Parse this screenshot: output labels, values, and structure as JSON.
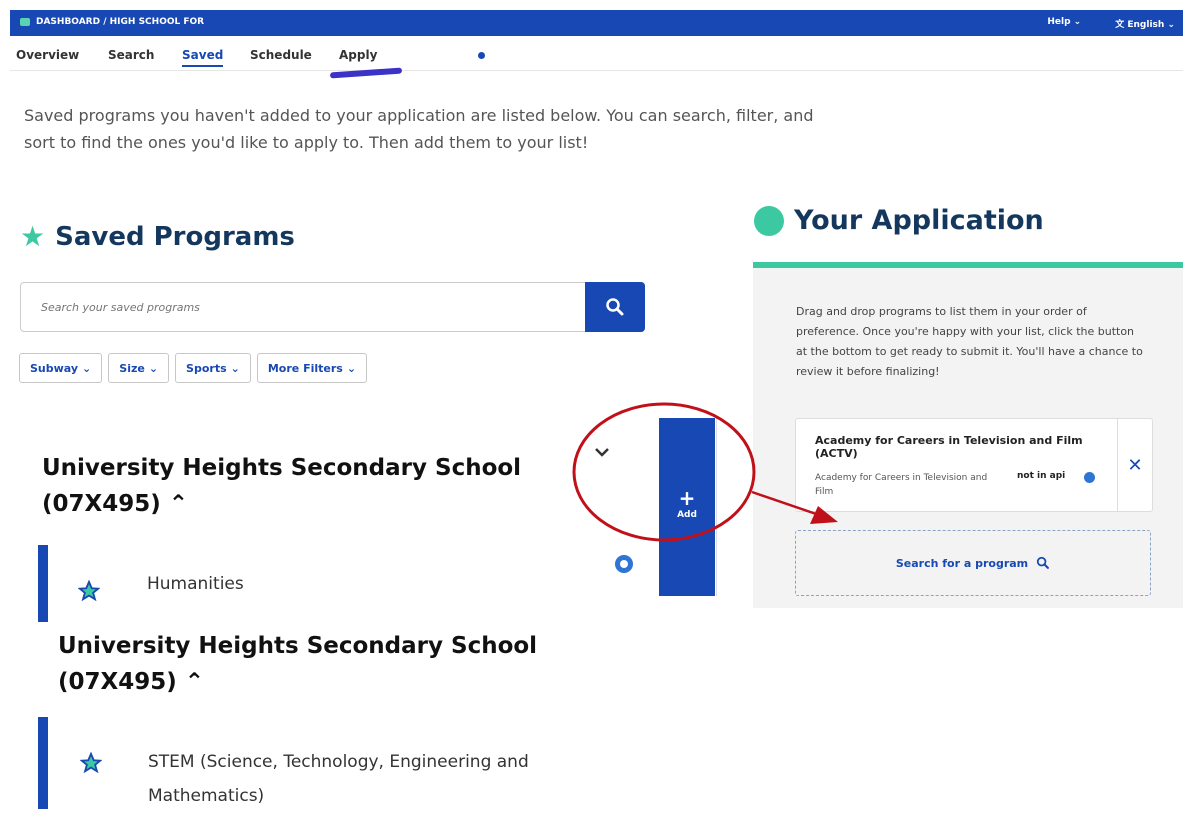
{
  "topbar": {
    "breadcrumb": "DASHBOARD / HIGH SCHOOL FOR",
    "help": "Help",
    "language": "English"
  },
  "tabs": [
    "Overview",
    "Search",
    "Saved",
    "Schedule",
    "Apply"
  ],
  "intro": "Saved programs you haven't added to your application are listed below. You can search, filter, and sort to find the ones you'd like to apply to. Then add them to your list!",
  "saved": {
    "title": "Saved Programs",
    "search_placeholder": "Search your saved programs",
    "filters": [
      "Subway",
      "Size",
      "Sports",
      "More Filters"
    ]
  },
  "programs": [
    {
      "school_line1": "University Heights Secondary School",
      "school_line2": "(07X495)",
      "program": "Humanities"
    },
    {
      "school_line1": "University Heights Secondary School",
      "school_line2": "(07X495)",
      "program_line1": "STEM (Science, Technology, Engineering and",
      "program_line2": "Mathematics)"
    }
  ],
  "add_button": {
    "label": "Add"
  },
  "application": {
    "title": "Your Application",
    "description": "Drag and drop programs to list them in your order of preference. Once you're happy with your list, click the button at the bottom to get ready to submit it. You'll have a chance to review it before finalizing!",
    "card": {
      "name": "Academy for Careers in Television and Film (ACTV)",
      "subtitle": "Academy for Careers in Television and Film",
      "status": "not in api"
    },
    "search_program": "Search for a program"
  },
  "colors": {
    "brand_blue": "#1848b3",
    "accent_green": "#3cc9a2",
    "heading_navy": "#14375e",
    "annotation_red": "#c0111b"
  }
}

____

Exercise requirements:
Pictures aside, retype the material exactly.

Solution for this exercise:
Parse this screenshot: output labels, values, and structure as JSON.
{
  "topbar": {
    "breadcrumb": "DASHBOARD / HIGH SCHOOL FOR",
    "help": "Help",
    "language": "English"
  },
  "tabs": [
    "Overview",
    "Search",
    "Saved",
    "Schedule",
    "Apply"
  ],
  "intro": "Saved programs you haven't added to your application are listed below. You can search, filter, and sort to find the ones you'd like to apply to. Then add them to your list!",
  "saved": {
    "title": "Saved Programs",
    "search_placeholder": "Search your saved programs",
    "filters": [
      "Subway",
      "Size",
      "Sports",
      "More Filters"
    ]
  },
  "programs": [
    {
      "school_line1": "University Heights Secondary School",
      "school_line2": "(07X495)",
      "program": "Humanities"
    },
    {
      "school_line1": "University Heights Secondary School",
      "school_line2": "(07X495)",
      "program_line1": "STEM (Science, Technology, Engineering and",
      "program_line2": "Mathematics)"
    }
  ],
  "add_button": {
    "label": "Add"
  },
  "application": {
    "title": "Your Application",
    "description": "Drag and drop programs to list them in your order of preference. Once you're happy with your list, click the button at the bottom to get ready to submit it. You'll have a chance to review it before finalizing!",
    "card": {
      "name": "Academy for Careers in Television and Film (ACTV)",
      "subtitle": "Academy for Careers in Television and Film",
      "status": "not in api"
    },
    "search_program": "Search for a program"
  },
  "colors": {
    "brand_blue": "#1848b3",
    "accent_green": "#3cc9a2",
    "heading_navy": "#14375e",
    "annotation_red": "#c0111b"
  }
}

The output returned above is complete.